Junior Year Service Project Impacts More Than Those Expected

Volunteers+play+%27Heads+Up+7+Up%27+at+Northwest+Housing+Alternatives%0A

Volunteers play ‘Heads Up 7 Up’ at Northwest Housing Alternatives

Emma Herder, Staff Reporter

Unlike service projects in the past, the junior year service project pertains to juniors’ religion class, calling for ten hours of poverty-related service. Once this service is completed, a small presentation is required, allowing fellow students to see their classmates’s hard work.

This work is not due until May, however, giving students the choice of when to start the project. Some students have chosen to put off this project, while others have gradually gained their hours over the last few months.

Jasmine Gloden is one example of someone who has already begun some of her service.
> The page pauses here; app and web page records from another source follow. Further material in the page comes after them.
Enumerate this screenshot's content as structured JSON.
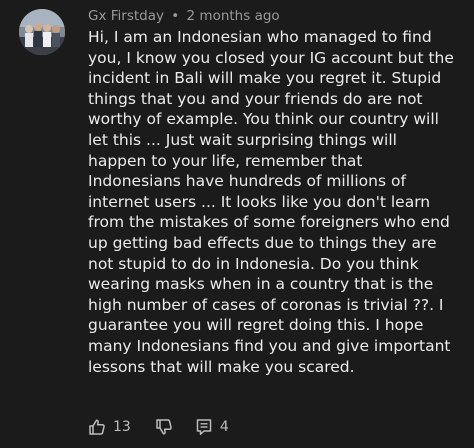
{
  "comment": {
    "author": "Gx Firstday",
    "separator": "•",
    "timestamp": "2 months ago",
    "lines": [
      "Hi, I am an Indonesian who managed to find",
      "you, I know you closed your IG account but the",
      "incident in Bali will make you regret it. Stupid",
      "things that you and your friends do are not",
      "worthy of example. You think our country will",
      "let this ... Just wait  surprising things will",
      "happen to your life, remember that",
      "Indonesians have hundreds of millions of",
      "internet users ... It looks like you don't learn",
      "from the mistakes of some foreigners who end",
      "up getting bad effects due to things they are",
      "not stupid to do in Indonesia. Do you think",
      "wearing masks when in a country that is  the",
      "high number of cases of coronas is trivial ??. I",
      "guarantee you will regret doing this. I hope",
      "many Indonesians find you and give important",
      "lessons that will make you scared."
    ],
    "actions": {
      "like_count": "13",
      "reply_count": "4"
    }
  },
  "icons": {
    "like": "thumbs-up-icon",
    "dislike": "thumbs-down-icon",
    "reply": "reply-icon"
  },
  "colors": {
    "background": "#1b1b1b",
    "text": "#ececec",
    "meta": "#9a9a9a",
    "action": "#bcbcbc"
  }
}
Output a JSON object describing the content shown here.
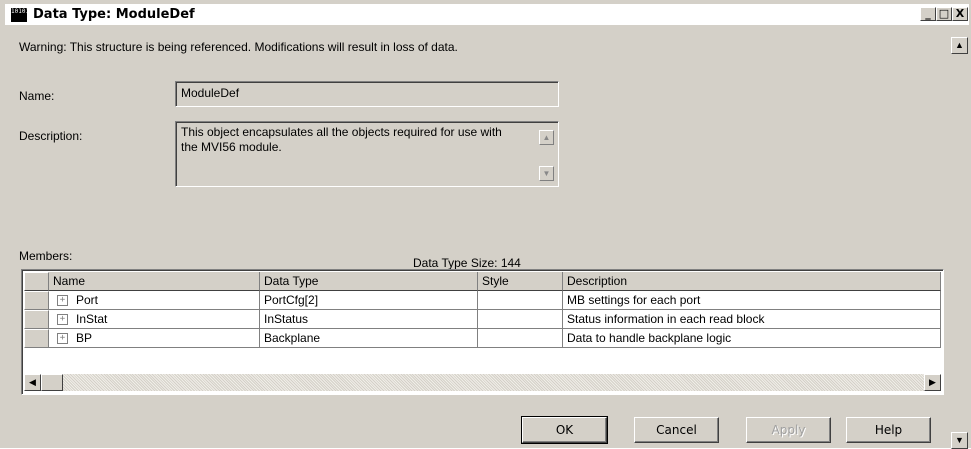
{
  "window": {
    "title": "Data Type: ModuleDef",
    "icon_text": "101010",
    "controls": {
      "minimize": "_",
      "maximize": "□",
      "close": "X"
    }
  },
  "warning": "Warning: This structure is being referenced.  Modifications will result in loss of data.",
  "form": {
    "name_label": "Name:",
    "name_value": "ModuleDef",
    "description_label": "Description:",
    "description_value": "This object encapsulates all the objects required for use with the MVI56 module.",
    "members_label": "Members:",
    "data_type_size": "Data Type Size: 144"
  },
  "grid": {
    "columns": [
      "Name",
      "Data Type",
      "Style",
      "Description"
    ],
    "rows": [
      {
        "expander": "+",
        "name": "Port",
        "data_type": "PortCfg[2]",
        "style": "",
        "description": "MB settings for each port"
      },
      {
        "expander": "+",
        "name": "InStat",
        "data_type": "InStatus",
        "style": "",
        "description": "Status information in each read block"
      },
      {
        "expander": "+",
        "name": "BP",
        "data_type": "Backplane",
        "style": "",
        "description": "Data to handle backplane logic"
      }
    ]
  },
  "buttons": {
    "ok": "OK",
    "cancel": "Cancel",
    "apply": "Apply",
    "help": "Help"
  },
  "glyphs": {
    "arrow_left": "◀",
    "arrow_right": "▶",
    "arrow_up": "▲",
    "arrow_down": "▼"
  }
}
As she is trying to accommodate for her sports-packed schedule in the spring, she currently participates in service at Lot Whitcomb alongside her siblings, Jaden and Jordan.

Mr. Kendrick recommends this sort of approach to the project, stating that “the best way to make the service enjoyable is to complete the service with a good friend.”

Jasmine reflects on her service commenting, “I’ve helped volunteer with the kids doing arts and crafts which is fun and the kids are so sweet when they ask you for help.”

Another example of someone who has participated in service for the junior project is Joe Parise. Joe volunteers at Northwest Housing Alternatives in Multnomah County, which as he explains it, is a “homework club for young kids who live in the [low-income] apartment complex.” Every Monday, Joe goes there to volunteer, regardless of the fact that he has already completed all of his service hours.

As proven by the previous two students, doing community service in advance can pay off.

Unfortunately, if students complete their hours right before the deadline, they might not be able to take away as much from this project. They may find it hard to balance out their spring sport schedule with service, or they may not be given the opportunity to continue service outside of school requirements.

However, the current Lenten season provides a perfect opportunity for students to participate in service. Mr. Kendrick explains the significance of this opportunity, stating that “by exposing our students to the realities of poverty in a compassionate way, we can foster an environment where we continue to serve those in need, no matter our calling in life.”